Approaching the sheep station (c. 6,000 ft). Just before the shack there is a gate saying "No Trespassing" with ownership by the Bishop Estates and Kamehamahama School District" which might seem to bar further access. But there is a parallel road that bypasses this gate so you can always claim you didn't see the sign. There seem to be no shortage of signs trying to keep you out of the area but they're all a bit run down. And then there is the bigger issue of the long and undeniable disintegration of access rights for Hawaiians over the years. In this regard, it is conjectured that no one really heeds all these signs anyway. But I do leave that judgment to you. March 3, 2007.
The grove of trees on the right is a (failed?) "tree, grass, and legume" experimental forest undertaken by the Bishop Estate. There are a few other such experimaents higher up the mountain. They were all abandoned experiments, as far as we could tell. One forest is of fragrant eucalyptus, though.
In his wonderful book "Hawaii: The Big Island Revealed," Andrew Doughty says this about the Bishop Estate: "Unfortunately [Hualalai] is all owned by Bishop Estate, which routinely denies access to the public. (Bishop Estate is a trust set up in the 1800s to help Hawai'i's kids. It has grown to where it now owns 11% of the state and has astonishing power. Many of the houses you see on the island are actually on Bishop land leased for several decades by individuals.)"

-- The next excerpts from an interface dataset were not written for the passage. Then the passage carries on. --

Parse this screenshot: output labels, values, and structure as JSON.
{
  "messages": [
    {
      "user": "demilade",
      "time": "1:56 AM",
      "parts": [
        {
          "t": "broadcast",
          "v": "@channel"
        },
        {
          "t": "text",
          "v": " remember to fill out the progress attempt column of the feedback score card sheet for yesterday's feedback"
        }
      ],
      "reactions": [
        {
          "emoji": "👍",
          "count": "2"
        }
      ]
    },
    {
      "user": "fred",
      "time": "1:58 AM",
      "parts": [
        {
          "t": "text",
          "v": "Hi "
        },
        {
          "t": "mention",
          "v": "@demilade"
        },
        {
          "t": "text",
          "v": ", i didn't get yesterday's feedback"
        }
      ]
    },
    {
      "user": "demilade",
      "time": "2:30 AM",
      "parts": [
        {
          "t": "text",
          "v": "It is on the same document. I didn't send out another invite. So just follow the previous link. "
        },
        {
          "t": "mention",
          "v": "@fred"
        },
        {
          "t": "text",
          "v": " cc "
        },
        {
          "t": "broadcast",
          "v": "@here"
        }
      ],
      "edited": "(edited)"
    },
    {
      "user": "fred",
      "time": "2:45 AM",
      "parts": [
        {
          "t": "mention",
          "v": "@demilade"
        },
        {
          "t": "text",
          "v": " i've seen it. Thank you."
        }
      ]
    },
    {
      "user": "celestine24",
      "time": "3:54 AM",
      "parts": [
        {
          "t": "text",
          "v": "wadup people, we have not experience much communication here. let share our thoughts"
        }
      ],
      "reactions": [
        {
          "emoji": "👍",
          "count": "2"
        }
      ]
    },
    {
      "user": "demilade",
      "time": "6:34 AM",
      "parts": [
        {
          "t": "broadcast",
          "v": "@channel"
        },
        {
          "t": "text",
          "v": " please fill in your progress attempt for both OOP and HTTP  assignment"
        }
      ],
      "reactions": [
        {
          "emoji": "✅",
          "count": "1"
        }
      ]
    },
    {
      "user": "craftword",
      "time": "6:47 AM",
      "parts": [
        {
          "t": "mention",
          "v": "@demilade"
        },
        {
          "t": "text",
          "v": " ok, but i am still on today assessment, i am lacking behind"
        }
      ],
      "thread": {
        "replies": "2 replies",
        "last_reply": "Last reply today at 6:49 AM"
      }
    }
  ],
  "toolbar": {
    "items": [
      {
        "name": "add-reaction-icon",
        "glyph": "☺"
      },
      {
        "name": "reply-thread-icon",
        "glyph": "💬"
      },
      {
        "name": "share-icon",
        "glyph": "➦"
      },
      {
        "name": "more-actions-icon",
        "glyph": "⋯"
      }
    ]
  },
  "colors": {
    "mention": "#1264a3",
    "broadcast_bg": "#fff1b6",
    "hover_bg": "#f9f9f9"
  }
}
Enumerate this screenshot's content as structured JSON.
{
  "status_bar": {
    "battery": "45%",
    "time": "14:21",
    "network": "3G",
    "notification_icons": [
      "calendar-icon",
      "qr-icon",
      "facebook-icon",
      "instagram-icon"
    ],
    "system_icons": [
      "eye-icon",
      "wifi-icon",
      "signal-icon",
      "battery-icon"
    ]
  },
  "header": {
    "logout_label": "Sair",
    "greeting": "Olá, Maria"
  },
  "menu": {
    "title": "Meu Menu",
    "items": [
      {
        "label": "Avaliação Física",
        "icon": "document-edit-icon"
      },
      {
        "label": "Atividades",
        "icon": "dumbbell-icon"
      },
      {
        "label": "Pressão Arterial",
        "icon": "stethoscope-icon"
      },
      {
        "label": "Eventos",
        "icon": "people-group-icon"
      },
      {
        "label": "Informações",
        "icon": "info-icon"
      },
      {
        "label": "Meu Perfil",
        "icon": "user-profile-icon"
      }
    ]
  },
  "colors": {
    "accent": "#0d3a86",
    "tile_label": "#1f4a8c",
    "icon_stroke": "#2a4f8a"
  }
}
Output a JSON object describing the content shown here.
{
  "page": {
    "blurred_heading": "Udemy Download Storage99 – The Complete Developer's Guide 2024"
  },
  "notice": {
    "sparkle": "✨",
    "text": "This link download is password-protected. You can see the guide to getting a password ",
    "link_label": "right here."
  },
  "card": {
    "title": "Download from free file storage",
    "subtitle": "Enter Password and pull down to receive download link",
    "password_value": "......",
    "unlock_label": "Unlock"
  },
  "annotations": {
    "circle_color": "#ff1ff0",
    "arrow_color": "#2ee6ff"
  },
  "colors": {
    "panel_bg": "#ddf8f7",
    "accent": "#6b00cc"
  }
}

Apparently, what's good for the kids isn't good for the parents of the kids or anybody else for that matter. My best advice for you if you want to climb Hualalai is to be a bad bad bad boy. Or be an errant paraglider.